It’s a little bit different than a general acupuncture treatment. Then cupping then Quasha. So I utilize AACS informed consent form, which has a very comprehensive, the form that we went over today. Very comprehensive list and you’re well covered. But I use an additional form for cosmetic acupuncture and microneedling.
The reason I do this is because it opens up yet another conversation. It doesn’t scare people off who are not getting cosmetic acupuncture and microneedling. If you have microneedle, you need to be listing bleeding. The face obviously is much more likely to bruise than other areas of the body.
You want people to stay out of the sun after microneedling depending on, what you use topically and. Depth all of that. So those are things you might not have to talk about with someone for a general acupuncture treatment. And so to keep the conversation really focused and make sure you are reaching the goal of having a patient who understands who is requesting the treatment excited about the treatment.

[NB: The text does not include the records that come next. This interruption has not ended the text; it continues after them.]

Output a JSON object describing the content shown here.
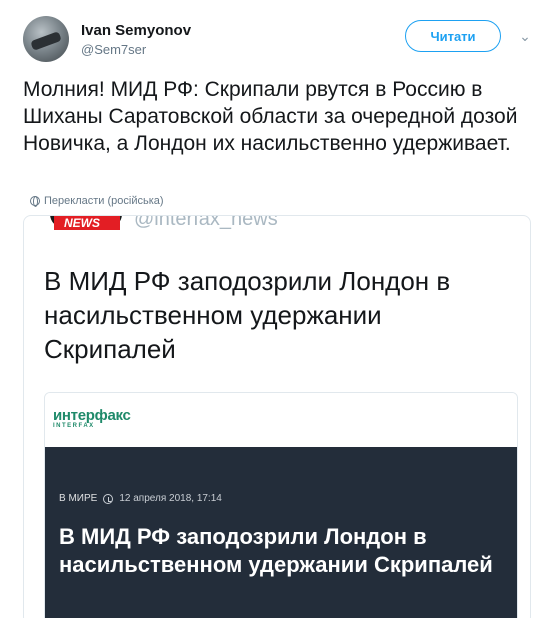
{
  "user": {
    "name": "Ivan Semyonov",
    "handle": "@Sem7ser"
  },
  "follow_label": "Читати",
  "tweet": {
    "text": "Молния! МИД РФ: Скрипали рвутся в Россию в Шиханы Саратовской области за очередной дозой Новичка, а Лондон их насильственно удерживает.",
    "translate_label": "Перекласти (російська)"
  },
  "quoted": {
    "logo_text": "NEWS",
    "handle": "@interfax_news",
    "title": "В МИД РФ заподозрили Лондон в насильственном удержании Скрипалей",
    "card": {
      "logo_word": "интерфакс",
      "logo_sub": "INTERFAX",
      "category": "В МИРЕ",
      "date": "12 апреля 2018, 17:14",
      "title": "В МИД РФ заподозрили Лондон в насильственном удержании Скрипалей"
    }
  },
  "colors": {
    "accent": "#1da1f2",
    "card_bg": "#232d3a",
    "interfax_green": "#1f8a6a",
    "news_red": "#e31e24"
  }
}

I like to use those separately. So if I have someone who comes in initially for a regular treatment, they’re being onboarded as a new patient, I will use the general informed consent because let’s say six months later, they’re like, wow, my GI issues are gone. My insomnia is better. I heard you do cosmetic work.
Can we do some of that? I want that new form coming in for a new discussion so that it’s fresh in their mind. And we have an opportunity to have that collaboration together, and the patient really understands what the expectations are. So I recommend always look for ways to discuss informed consent rather than shying away from it.
This is going to boost patient engagement, those referrals. You want patients who are excited and enthusiastic about the care that they received from you and something that makes us so different from other providers, patients usually see it’s not only that individualized approach, but that true connection that you have with your patients.
They want to feel that people want to feel heard. They want to feel validated, understood, and like you’re making a plan, especially for them. And so when we focus on that and look for ways that we can incorporate informed consent, whether it’s when you go in five minutes after the treatment is started, just to check on the patient, to stimulate the needle.
Let them know what you’re doing, ask them if it’s okay. Ask them how they’re feeling, how they’re responding. You get so much valuable feedback from that. And each touch point like that helps build trust with your patients who are then more likely to continue in your care and are more likely to refer other people to your practice.
So this is what we got through today. I hope that we’ve shifted some minds and hearts how we’re currently using the informed consent, how patients really feel about it. We went through those key elements do’s and don’ts, and then of course your tangible takeaways. So thank you all so much. For joining today I’m very excited about our next speaker next week on to the point, like I said, we have Michelle Gellis.
She is an expert in the cosmetic acupuncture field. I think, yeah, I might need to tune in and get some tips from her. So thank you all again for joining and be sure to share.